*EXERCISE*
All of the records below should be output exactly.

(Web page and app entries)
◇ ◇ ◇ ◇ ◇

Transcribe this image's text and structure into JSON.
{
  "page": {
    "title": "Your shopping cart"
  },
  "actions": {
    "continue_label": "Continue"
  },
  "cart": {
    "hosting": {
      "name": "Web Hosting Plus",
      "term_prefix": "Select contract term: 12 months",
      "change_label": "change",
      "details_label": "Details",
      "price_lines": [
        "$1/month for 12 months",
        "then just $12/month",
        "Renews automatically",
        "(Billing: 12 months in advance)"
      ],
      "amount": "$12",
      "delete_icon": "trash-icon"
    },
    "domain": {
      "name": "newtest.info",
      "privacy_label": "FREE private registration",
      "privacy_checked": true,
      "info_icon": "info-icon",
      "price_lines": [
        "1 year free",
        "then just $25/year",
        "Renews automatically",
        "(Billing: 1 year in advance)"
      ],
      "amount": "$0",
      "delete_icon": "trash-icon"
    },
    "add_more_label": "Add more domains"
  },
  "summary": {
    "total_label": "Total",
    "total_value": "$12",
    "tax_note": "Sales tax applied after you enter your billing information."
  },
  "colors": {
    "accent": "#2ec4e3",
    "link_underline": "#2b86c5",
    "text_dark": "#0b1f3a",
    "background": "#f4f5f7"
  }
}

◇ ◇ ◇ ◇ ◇

*WRITTEN RESPONSE*
Transcribe this image's text and structure into JSON.
{
  "page": {
    "title": "Your shopping cart"
  },
  "actions": {
    "continue_label": "Continue"
  },
  "cart": {
    "hosting": {
      "name": "Web Hosting Plus",
      "term_prefix": "Select contract term: 12 months",
      "change_label": "change",
      "details_label": "Details",
      "price_lines": [
        "$1/month for 12 months",
        "then just $12/month",
        "Renews automatically",
        "(Billing: 12 months in advance)"
      ],
      "amount": "$12",
      "delete_icon": "trash-icon"
    },
    "domain": {
      "name": "newtest.info",
      "privacy_label": "FREE private registration",
      "privacy_checked": true,
      "info_icon": "info-icon",
      "price_lines": [
        "1 year free",
        "then just $25/year",
        "Renews automatically",
        "(Billing: 1 year in advance)"
      ],
      "amount": "$0",
      "delete_icon": "trash-icon"
    },
    "add_more_label": "Add more domains"
  },
  "summary": {
    "total_label": "Total",
    "total_value": "$12",
    "tax_note": "Sales tax applied after you enter your billing information."
  },
  "colors": {
    "accent": "#2ec4e3",
    "link_underline": "#2b86c5",
    "text_dark": "#0b1f3a",
    "background": "#f4f5f7"
  }
}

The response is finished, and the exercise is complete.